Soldotna continues sign code work

Soldotna is one step closer to a robust sign code after the city council approved a new sign ordinance at its meeting Nov. 8.

The latest ordinance will allow for sandwich board signs and amended the sign code to clarify language pertaining to temporary signs within the city. Although a majority of the work on the sign code revamp is still to come, City Planner John Czarnezki said that it was important to push forward with the sandwich board ordinance

“We’re still working,” said Czarnezki. “We pulled this one out because when we first started looking at the thing, this one had business owners very concerned. … We wanted to get this taken care of quickly so that they would know what would be allowed.”

The new ordinance states that a sandwich board sign is defined as “a freestanding, portable, temporary sign consisting of two faces so that it is self-standing, whose message is targeted to pedestrians and motorists.”

No permit is required for sandwich board signs, but a set of standards must be followed which state that a sandwich board sign is limited to six square feet per sign face, can be up to four feet from the ground and the signs can not be illuminated.

Only one sandwich board sign is allowed per parcel except if there is more than one street frontage, in which case an additional sign is permitted at the second frontage.

The other change within the sign code sets the limit to temporary signs at 30 days and removes all language that could be problematic to the city, Czarneski said.

“It used to be tied to special events and holidays,” he said. “Now, it’s content neutral, which is the way our sign code should be. Folks can just display anything on that temporary sign, whether it’s advertising for a position for hire, a special, or a new business. They have that ability once receiving a planning and zoning permit.”

Czarneski said that additional resolutions and ordinances will come forward as the city continues to work on it’s sign code.

“We’re still shooting for the Spring of 2018,” Czarneski said. “We have a few other things, like marijuana and annexation, that are taking precedence but we’re still on target.”

Reach Kat Sorensen at

More in News

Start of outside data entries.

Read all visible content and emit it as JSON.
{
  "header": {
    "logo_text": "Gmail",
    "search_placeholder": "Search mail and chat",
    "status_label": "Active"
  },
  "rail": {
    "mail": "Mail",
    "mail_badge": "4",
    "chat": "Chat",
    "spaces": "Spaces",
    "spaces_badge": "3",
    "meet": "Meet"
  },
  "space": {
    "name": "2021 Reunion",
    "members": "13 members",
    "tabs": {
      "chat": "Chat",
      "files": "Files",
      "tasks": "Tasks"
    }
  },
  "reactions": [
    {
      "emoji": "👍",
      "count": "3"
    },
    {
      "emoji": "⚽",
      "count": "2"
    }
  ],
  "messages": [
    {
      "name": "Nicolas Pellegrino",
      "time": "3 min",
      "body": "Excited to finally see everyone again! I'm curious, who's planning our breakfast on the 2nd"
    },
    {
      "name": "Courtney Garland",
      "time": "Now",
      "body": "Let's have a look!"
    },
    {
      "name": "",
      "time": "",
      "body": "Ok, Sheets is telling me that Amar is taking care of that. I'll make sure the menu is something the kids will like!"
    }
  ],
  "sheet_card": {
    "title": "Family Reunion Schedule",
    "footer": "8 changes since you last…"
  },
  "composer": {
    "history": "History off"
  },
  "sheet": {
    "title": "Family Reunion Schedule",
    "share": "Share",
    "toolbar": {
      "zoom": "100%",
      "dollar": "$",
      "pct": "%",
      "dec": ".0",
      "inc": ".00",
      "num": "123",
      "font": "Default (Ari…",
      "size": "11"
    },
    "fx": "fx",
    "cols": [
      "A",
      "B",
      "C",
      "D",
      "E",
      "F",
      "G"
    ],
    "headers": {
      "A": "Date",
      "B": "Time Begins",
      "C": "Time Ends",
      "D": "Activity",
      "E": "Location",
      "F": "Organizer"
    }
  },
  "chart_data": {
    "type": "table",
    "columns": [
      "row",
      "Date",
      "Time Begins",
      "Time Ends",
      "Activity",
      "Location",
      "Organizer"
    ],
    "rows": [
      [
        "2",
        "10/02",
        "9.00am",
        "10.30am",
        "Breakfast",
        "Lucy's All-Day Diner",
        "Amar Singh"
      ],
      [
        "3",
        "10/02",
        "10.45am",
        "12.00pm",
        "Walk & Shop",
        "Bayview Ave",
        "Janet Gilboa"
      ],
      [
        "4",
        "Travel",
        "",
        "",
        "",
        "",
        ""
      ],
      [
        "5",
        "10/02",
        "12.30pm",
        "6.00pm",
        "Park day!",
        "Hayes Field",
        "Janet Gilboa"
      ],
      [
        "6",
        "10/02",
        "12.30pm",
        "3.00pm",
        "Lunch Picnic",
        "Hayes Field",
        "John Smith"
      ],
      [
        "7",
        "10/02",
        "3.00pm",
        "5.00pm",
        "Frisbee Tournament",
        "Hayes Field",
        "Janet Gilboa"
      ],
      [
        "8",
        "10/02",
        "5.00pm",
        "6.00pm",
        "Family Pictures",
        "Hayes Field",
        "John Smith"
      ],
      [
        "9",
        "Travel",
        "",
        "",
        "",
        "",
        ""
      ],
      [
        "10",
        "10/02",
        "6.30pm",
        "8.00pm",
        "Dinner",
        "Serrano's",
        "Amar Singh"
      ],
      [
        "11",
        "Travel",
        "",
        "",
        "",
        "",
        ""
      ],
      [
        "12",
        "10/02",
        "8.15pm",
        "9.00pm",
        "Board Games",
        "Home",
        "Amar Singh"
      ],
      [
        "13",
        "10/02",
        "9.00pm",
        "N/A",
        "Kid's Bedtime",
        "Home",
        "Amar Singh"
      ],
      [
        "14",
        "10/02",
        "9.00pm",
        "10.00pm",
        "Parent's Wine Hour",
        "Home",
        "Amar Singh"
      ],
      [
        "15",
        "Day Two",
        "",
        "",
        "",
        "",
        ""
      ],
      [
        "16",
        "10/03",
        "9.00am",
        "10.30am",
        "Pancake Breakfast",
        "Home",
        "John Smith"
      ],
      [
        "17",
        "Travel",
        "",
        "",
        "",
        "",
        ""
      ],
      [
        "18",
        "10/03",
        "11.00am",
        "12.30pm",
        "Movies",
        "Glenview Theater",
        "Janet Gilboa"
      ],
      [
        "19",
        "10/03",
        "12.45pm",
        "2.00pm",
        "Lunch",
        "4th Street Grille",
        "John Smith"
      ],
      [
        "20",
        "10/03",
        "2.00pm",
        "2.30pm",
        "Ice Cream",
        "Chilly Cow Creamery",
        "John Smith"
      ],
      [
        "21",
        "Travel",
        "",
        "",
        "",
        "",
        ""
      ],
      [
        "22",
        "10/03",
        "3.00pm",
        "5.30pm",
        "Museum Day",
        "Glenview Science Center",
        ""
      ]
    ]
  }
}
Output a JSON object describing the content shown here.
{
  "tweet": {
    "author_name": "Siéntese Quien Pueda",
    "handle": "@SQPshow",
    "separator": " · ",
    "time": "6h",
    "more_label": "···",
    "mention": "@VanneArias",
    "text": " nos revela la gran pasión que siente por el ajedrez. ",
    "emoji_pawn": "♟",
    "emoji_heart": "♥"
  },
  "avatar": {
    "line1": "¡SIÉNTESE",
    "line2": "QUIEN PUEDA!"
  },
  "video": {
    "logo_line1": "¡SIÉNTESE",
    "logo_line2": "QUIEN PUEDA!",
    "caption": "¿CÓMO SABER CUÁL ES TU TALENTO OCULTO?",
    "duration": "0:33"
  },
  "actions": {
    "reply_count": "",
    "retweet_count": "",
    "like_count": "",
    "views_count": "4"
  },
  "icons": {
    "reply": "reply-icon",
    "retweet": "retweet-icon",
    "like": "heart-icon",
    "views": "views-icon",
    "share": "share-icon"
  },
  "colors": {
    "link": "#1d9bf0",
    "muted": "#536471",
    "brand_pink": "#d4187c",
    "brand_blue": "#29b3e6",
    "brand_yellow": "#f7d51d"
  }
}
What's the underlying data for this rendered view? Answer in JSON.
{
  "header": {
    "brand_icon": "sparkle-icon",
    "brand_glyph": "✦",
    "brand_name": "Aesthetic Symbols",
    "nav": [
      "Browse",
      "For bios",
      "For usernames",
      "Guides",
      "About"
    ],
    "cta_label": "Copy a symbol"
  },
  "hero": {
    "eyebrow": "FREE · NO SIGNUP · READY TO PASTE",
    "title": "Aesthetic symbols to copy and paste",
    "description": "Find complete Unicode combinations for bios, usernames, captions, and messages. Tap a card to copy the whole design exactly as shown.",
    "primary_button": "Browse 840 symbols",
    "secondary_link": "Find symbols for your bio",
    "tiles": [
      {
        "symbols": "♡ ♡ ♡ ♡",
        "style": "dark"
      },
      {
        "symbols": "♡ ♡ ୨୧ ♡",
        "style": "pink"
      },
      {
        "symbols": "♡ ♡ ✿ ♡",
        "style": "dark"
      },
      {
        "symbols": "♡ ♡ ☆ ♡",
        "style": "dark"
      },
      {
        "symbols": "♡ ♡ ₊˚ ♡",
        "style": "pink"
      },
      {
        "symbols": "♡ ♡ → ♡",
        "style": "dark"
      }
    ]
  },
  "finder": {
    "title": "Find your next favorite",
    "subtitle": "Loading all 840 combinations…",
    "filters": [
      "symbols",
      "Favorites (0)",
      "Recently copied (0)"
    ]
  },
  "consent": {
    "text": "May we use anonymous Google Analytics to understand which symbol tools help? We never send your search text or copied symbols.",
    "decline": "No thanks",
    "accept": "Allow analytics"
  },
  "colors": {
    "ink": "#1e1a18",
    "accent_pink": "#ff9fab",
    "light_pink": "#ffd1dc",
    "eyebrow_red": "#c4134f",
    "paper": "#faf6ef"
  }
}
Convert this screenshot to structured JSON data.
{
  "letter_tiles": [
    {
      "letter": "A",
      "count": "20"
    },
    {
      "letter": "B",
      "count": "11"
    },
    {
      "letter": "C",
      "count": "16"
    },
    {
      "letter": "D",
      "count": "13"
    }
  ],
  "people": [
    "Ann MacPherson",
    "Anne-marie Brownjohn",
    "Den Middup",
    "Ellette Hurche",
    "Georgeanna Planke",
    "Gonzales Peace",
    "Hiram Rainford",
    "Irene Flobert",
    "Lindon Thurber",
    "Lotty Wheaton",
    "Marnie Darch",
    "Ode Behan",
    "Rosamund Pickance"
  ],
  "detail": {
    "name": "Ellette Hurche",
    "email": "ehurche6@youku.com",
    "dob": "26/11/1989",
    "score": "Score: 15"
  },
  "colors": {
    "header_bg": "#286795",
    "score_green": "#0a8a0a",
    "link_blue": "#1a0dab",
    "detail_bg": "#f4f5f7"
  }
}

The Kenai Peninsula College Main Entrance on Aug. 18, 2022, in Soldotna, Alaska. (Jake Dye/Peninsula Clarion)
Inside the Iditarod

Showcase to feature stories from champion, event photographer

Paul Gebhardt is photographed on March 24, 1996. (M. Scott Moon/Peninsula Clarion)
Kasilof musher dies at 67

Paul Gebhardt was a 21-time participant in the Iditarod

Santa Claus hugs Paul Cook during Christmas in the Park festivities at Soldotna Creek Park in Soldotna, Alaska, on Saturday, Dec. 2, 2023. (Jake Dye/Peninsula Clarion)
Soldotna brings holiday cheer

Christmas in the Park drew hundreds to meet Santa Claus, go on sleigh rides, sip hot cocoa and listen to music

From left: Rep. Ben Carpenter, Sen. Jesse Bjorkman and Rep. Justin Ruffridge discuss their priorities regarding education during a work session with members of the Kenai Peninsula Borough School District on Monday, Dec. 4, 2023 in Soldotna, Alaska. (Ashlyn O’Hara/Peninsula Clarion)
School funding, accountability dominate school board work session with lawmakers

Sen. Jesse Bjorkman, Rep. Ben Carpenter and Rep. Justin Ruffridge joined the board for a work session in Soldotna

Snow coats an eroding bluff near the mouth of the Kenai River on Friday, March 3, 2023, in Kenai, Alaska. (Ashlyn O’Hara/Peninsula Clarion)
Kenai accepting bids on bluff stabilization project

The announcement means that contractors can start submitting their proposals for how they’d complete the work and how much it would cost to do so

A stack of the Seward Journal is pictured. The town’s only daily newspaper published its last edition Nov. 27. (Photo via Seward Journal Facebook page)
‘A thing of the past’

Seward Journal calls it quits after struggle to keep newspaper afloat

Tim Navarre and Dana Cannava discuss a preliminary Soldotna route for the Kahtnu Area Transit with Planner Bryant Wright at the Challenger Learning Center of Alaska in Kenai, Alaska, on Wednesday, Nov. 29, 2023. (Jake Dye/Peninsula Clarion)
Getting people where they need to go

Plans for Kenaitze Indian Tribe’s Kahtnu Area Transit move forward

A state plow truck clears snow from the Kenai Spur Highway on Wednesday, Nov. 2, 2022, in Kenai, Alaska. (Jake Dye/Peninsula Clarion)
DOT identifies roads included in brine reduction plan

The department said its goal is to reduce brine use overall in the region by 40%

Soldotna High School senior Josiah Burton testifies in opposition to the proposed cut of Kenai Peninsula Borough School District theater technicians while audience members look on during a board of education meeting on Monday, March 6, 2023 in Soldotna, Alaska. (Ashlyn O’Hara/Peninsula Clarion)
School board finance group reviews expenditures ahead of upcoming budget cycle

As the Kenai Peninsula Borough School District prepares to grapple with another… Continue reading

Most Read